══ Data to process

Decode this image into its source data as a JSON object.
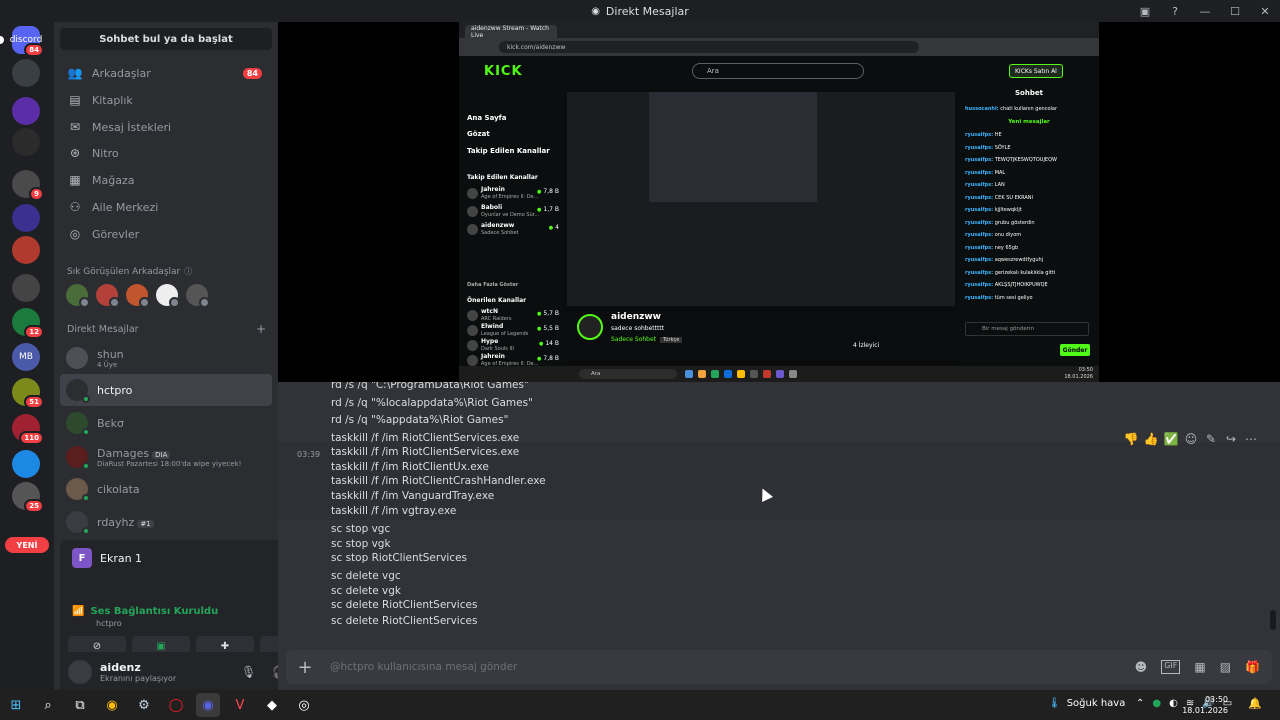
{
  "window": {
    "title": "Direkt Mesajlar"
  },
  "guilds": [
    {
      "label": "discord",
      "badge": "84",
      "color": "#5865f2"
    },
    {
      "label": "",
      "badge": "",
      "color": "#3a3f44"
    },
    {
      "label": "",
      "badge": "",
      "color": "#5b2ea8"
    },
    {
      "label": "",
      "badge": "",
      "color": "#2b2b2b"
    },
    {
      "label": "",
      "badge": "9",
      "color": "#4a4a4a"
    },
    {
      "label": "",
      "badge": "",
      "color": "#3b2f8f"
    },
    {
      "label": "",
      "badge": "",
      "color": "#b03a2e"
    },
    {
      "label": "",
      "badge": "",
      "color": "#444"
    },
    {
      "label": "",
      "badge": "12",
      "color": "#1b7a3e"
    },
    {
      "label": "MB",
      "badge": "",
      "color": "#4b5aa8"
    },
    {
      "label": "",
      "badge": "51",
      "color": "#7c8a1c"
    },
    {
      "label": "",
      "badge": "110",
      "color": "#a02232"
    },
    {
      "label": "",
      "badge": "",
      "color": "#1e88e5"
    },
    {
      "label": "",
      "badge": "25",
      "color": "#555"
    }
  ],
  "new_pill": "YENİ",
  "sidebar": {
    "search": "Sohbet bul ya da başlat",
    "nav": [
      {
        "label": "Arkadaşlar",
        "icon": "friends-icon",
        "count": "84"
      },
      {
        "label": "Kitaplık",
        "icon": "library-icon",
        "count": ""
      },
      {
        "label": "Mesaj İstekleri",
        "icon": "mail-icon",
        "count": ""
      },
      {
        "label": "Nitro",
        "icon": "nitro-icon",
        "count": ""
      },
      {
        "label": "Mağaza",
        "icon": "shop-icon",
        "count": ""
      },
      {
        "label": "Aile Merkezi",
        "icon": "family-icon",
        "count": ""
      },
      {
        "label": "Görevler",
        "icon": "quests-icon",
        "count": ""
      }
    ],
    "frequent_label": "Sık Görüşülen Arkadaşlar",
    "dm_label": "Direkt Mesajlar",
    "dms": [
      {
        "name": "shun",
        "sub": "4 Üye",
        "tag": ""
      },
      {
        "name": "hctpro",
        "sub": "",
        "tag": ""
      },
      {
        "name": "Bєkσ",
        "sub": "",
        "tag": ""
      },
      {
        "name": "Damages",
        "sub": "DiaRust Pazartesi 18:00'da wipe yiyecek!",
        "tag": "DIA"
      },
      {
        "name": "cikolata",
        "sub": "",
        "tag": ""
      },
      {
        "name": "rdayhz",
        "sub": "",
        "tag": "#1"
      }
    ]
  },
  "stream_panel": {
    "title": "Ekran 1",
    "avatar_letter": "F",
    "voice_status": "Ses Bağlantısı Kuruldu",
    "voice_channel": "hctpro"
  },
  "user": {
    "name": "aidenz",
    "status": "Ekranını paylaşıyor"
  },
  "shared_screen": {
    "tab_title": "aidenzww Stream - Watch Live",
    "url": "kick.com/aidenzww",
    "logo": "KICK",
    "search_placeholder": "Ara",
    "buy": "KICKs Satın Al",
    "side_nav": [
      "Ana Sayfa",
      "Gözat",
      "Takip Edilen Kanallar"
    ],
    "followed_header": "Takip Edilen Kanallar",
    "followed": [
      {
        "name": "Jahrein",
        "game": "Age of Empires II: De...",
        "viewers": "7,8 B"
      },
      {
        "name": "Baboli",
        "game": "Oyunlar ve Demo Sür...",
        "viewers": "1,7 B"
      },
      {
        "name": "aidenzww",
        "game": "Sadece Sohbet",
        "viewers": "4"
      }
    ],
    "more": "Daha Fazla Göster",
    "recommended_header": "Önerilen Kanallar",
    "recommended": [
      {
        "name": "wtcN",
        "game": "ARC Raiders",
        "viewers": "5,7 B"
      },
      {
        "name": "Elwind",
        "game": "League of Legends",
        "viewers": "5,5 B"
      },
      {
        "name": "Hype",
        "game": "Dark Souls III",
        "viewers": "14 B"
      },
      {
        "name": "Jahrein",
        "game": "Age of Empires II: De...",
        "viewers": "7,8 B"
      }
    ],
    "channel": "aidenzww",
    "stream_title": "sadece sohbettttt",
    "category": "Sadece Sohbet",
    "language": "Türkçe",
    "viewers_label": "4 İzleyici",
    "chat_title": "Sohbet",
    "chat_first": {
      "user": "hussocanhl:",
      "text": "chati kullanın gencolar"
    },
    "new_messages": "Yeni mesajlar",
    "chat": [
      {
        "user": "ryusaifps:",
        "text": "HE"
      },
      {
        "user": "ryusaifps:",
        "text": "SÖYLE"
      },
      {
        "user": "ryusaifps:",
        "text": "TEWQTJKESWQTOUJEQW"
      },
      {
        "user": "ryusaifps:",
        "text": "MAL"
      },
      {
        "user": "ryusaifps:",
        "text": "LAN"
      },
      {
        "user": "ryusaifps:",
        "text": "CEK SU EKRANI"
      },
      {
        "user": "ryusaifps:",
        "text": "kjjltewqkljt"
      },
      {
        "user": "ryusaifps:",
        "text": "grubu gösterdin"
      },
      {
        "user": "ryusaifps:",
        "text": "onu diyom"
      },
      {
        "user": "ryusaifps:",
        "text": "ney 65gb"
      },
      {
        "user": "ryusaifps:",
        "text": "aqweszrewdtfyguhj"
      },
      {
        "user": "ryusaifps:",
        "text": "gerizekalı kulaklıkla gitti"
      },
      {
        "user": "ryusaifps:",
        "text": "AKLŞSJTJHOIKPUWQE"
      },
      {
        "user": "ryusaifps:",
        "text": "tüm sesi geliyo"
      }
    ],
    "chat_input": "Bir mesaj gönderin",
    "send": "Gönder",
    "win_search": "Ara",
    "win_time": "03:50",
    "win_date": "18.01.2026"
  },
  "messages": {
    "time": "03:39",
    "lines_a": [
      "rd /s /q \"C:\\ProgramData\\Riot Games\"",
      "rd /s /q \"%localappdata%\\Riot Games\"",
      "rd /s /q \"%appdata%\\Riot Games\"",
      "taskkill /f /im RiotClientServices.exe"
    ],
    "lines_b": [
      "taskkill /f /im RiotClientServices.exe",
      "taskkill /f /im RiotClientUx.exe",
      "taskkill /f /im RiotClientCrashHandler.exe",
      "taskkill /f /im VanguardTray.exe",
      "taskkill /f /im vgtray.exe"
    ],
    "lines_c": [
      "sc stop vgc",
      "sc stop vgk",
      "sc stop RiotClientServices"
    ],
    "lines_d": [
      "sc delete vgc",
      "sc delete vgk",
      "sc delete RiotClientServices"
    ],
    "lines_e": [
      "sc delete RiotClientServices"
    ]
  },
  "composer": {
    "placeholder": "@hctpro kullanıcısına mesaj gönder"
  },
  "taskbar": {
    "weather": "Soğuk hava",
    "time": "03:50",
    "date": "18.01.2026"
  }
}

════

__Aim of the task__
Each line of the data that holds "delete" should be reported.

__Result__
      "sc delete vgc",
      "sc delete vgk",
      "sc delete RiotClientServices"
      "sc delete RiotClientServices"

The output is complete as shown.